For many of us peanut butter and jelly sandwiches were a staple in our lunchboxes. I loved it as a kid and even though I’m grown up now I will confess that a spoonful of peanut butter for a midnight snack sometimes just hits the spot. The creamy nutty taste and irresistible lip licking texture is simply wonderful. It has many health benefits being rich in antioxidant vitamin E, muscle-friendly potassium, and it is a great source of fiber and good fat. With all of these great properties for us humans it is no surprise why it is recommended as a tasty irresistible treat for the four-legged man’s best friend as well.
For most of us dog lovers, we have learned over the years that our canine family members have a special affinity for the delicious nutty spread. Peanut butter is a common flavor for biscuits and it can be used in toys or to re-fill frozen bones. It can also be a good enticer to get them to eat pills or other types of medication. In many cases using peanut butter as a treat is fine as long as it is just an occasional treat because too much peanut butter in excess can be problematic like causing pancreatitis and obesity. The point of this blog, however is not to discuss the effects of dogs being fed too much peanut butter, but rather to state that not all peanut butters are the same.

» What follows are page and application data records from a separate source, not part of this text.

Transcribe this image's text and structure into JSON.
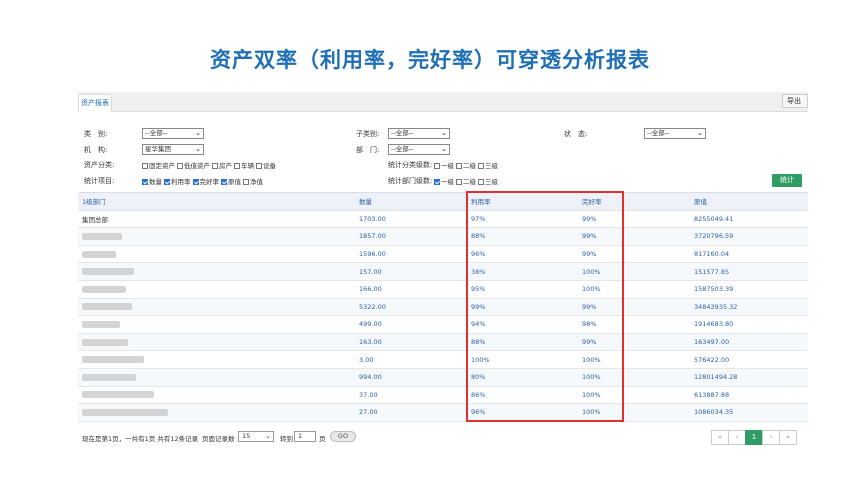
{
  "slide_title": "资产双率（利用率，完好率）可穿透分析报表",
  "tab_label": "资产报表",
  "export_label": "导出",
  "filters": {
    "category_label": "类　别:",
    "category_value": "--全部--",
    "subcategory_label": "子类别:",
    "subcategory_value": "--全部--",
    "status_label": "状　态:",
    "status_value": "--全部--",
    "org_label": "机　构:",
    "org_value": "星华集团",
    "dept_label": "部　门:",
    "dept_value": "--全部--",
    "asset_class_label": "资产分类:",
    "asset_class_options": [
      {
        "label": "固定资产",
        "checked": false
      },
      {
        "label": "低值资产",
        "checked": false
      },
      {
        "label": "房产",
        "checked": false
      },
      {
        "label": "车辆",
        "checked": false
      },
      {
        "label": "设备",
        "checked": false
      }
    ],
    "stat_class_level_label": "统计分类级数:",
    "stat_class_level_options": [
      {
        "label": "一级",
        "checked": false
      },
      {
        "label": "二级",
        "checked": false
      },
      {
        "label": "三级",
        "checked": false
      }
    ],
    "stat_items_label": "统计项目:",
    "stat_items_options": [
      {
        "label": "数量",
        "checked": true
      },
      {
        "label": "利用率",
        "checked": true
      },
      {
        "label": "完好率",
        "checked": true
      },
      {
        "label": "原值",
        "checked": true
      },
      {
        "label": "净值",
        "checked": false
      }
    ],
    "stat_dept_level_label": "统计部门级数:",
    "stat_dept_level_options": [
      {
        "label": "一级",
        "checked": true
      },
      {
        "label": "二级",
        "checked": false
      },
      {
        "label": "三级",
        "checked": false
      }
    ],
    "stat_button": "统计"
  },
  "table": {
    "columns": [
      "1级部门",
      "数量",
      "利用率",
      "完好率",
      "原值"
    ],
    "rows": [
      {
        "name": "集团总部",
        "qty": "1703.00",
        "util": "97%",
        "good": "99%",
        "value": "8255049.41",
        "blurred": false
      },
      {
        "name": "",
        "qty": "1857.00",
        "util": "88%",
        "good": "99%",
        "value": "3720796.59",
        "blurred": true
      },
      {
        "name": "",
        "qty": "1596.00",
        "util": "96%",
        "good": "99%",
        "value": "817160.04",
        "blurred": true
      },
      {
        "name": "",
        "qty": "157.00",
        "util": "38%",
        "good": "100%",
        "value": "151577.85",
        "blurred": true
      },
      {
        "name": "",
        "qty": "166.00",
        "util": "95%",
        "good": "100%",
        "value": "1587503.39",
        "blurred": true
      },
      {
        "name": "",
        "qty": "5322.00",
        "util": "99%",
        "good": "99%",
        "value": "34843935.32",
        "blurred": true
      },
      {
        "name": "",
        "qty": "499.00",
        "util": "94%",
        "good": "98%",
        "value": "1914683.80",
        "blurred": true
      },
      {
        "name": "",
        "qty": "163.00",
        "util": "88%",
        "good": "99%",
        "value": "163497.00",
        "blurred": true
      },
      {
        "name": "",
        "qty": "3.00",
        "util": "100%",
        "good": "100%",
        "value": "576422.00",
        "blurred": true
      },
      {
        "name": "",
        "qty": "994.00",
        "util": "80%",
        "good": "100%",
        "value": "12801494.28",
        "blurred": true
      },
      {
        "name": "",
        "qty": "37.00",
        "util": "86%",
        "good": "100%",
        "value": "613887.88",
        "blurred": true
      },
      {
        "name": "",
        "qty": "27.00",
        "util": "96%",
        "good": "100%",
        "value": "1086034.35",
        "blurred": true
      }
    ]
  },
  "footer": {
    "info": "现在是第1页，一共有1页 共有12条记录",
    "page_size_label": "页面记录数",
    "page_size": "15",
    "goto_label": "转到",
    "goto_value": "1",
    "page_label": "页",
    "go_button": "GO",
    "pager": {
      "first": "«",
      "prev": "‹",
      "current": "1",
      "next": "›",
      "last": "»"
    }
  }
}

We always want to buy the best foods for our body as well as things we feed to enhance our animal’s health. As the current issues arise with GMO’s and added sugars, consumers are looking for products that are more “natural” with less additives and more whole ingredients. Overall this is probably beneficial for everyone to have less “junk” in the things we eat and let our pets enjoy. The once thought already good-for-you and super nutritious peanut butter has even stepped it up to reach out to the health conscious customer. Before you and your pet become a cautionary tale please be aware of the scares that some of these sandwich spreads can cause.
Recently, a few companies have started making a “healthier” peanut butter by adding a natural sugar alcohol sweetener called Xylitol. I learned about this sweetener a long time ago from my obsession with Trident gum: “made with Xylitol”. They use it because of its ability to help prevent cavities and tooth decay. With the newfound knowledge of the properties of xylitol as a natural sugar, its low glycemic index, and its benefit to our pearly whites, we have started to see xylitol popping up in all sorts of food and dental products in the last few years. While this natural sweetener may be harmless to humans it is extremely dangerous for our dogs even in the smallest quantities.
Ingestion of as little as .1gram of xylitol per kilogram of weight can cause a rapid drop in a dog’s blood sugar level causing a condition called hypoglycemia. Hypoglycemia can show as staggering, appearing disoriented, weakness and seizures. Slightly more than that, approximately .5g/kg ingested can lead to debilitation, and sadly often deadly, destruction of a dog’s liver cells. This toxic dose could even be less for dogs with pre-existing medical conditions like diabetes or hepatitis. Xylitol isn’t comparable to your dog eating avocados or some chocolate, where it may not affect your dog at all or the damage could be minimal. If you were out and about and Fido was able to ingest a whole jar of peanut butter containing xylitol before you came home, the result could be fatal….very sad….but very true.
So far the five biggest national brands of peanut butter containing xylitol to watch out for are:
1. Go Nuts
2. Hank’s Protein Plus Peanut Butter
3. Krush Nutrition
4. Nuts ‘N More
I’m sure there are more out there on the market, but these seem to be the most commonly seen. Obviously these hound hazards can be easily avoided by simply reading the ingredients in your toothpaste or food items, especially peanut butter, and being aware of them in your house. Something else to keep in mind is if the package says “sweetened naturally” or uses a “natural sweetener” make sure you flip it over and read the label and look for xylitol. It is often misconstrued as an artificial sweetener- but it’s not. Other sugar alcohols, such as erythritol, glycerol, maltitol, and sorbitol are not yet known to be toxic to dogs but better to be safe than sorry. Some companies have even said they would put a little blurb on the front saying “not safe for dogs” but until that day comes…. please read the labels.